### [Data shown]
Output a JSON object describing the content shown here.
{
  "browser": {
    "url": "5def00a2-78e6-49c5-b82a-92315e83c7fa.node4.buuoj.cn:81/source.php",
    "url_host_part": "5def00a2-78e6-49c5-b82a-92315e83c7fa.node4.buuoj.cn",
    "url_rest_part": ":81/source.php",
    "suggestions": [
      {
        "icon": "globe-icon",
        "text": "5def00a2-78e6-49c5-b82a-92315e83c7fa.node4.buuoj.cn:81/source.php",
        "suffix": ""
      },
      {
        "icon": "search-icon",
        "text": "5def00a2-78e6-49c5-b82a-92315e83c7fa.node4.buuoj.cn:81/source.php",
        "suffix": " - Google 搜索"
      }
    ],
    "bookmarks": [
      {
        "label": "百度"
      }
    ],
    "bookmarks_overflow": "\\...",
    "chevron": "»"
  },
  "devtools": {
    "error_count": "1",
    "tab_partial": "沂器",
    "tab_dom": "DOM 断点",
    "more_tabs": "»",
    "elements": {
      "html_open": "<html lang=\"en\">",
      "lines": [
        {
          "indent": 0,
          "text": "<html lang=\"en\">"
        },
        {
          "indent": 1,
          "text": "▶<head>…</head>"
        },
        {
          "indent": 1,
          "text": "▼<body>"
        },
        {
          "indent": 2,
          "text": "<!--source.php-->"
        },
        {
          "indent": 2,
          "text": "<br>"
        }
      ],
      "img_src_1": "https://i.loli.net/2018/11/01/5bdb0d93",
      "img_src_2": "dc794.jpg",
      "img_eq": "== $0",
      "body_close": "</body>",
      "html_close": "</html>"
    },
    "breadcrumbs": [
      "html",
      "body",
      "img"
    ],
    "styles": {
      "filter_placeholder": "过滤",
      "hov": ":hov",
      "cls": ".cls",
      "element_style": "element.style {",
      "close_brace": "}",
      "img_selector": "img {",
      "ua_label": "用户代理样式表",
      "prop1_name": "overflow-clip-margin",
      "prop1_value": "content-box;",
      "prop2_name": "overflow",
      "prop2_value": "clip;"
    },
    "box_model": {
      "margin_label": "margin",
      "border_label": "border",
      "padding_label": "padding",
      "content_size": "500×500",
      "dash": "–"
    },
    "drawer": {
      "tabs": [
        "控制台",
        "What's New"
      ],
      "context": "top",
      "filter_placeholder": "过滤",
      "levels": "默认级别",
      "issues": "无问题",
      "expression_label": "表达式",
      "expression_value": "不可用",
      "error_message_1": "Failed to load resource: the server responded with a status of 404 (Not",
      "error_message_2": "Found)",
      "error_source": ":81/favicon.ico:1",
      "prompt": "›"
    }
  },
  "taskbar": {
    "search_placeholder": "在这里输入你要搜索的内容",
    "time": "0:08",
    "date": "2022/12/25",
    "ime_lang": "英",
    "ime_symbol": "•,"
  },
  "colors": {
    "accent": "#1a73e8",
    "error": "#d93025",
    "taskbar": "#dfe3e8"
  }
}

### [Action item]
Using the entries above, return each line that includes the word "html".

### [Solution to the exercise]
      "html_open": "<html lang=\"en\">",
          "text": "<html lang=\"en\">"
      "html_close": "</html>"
      "html",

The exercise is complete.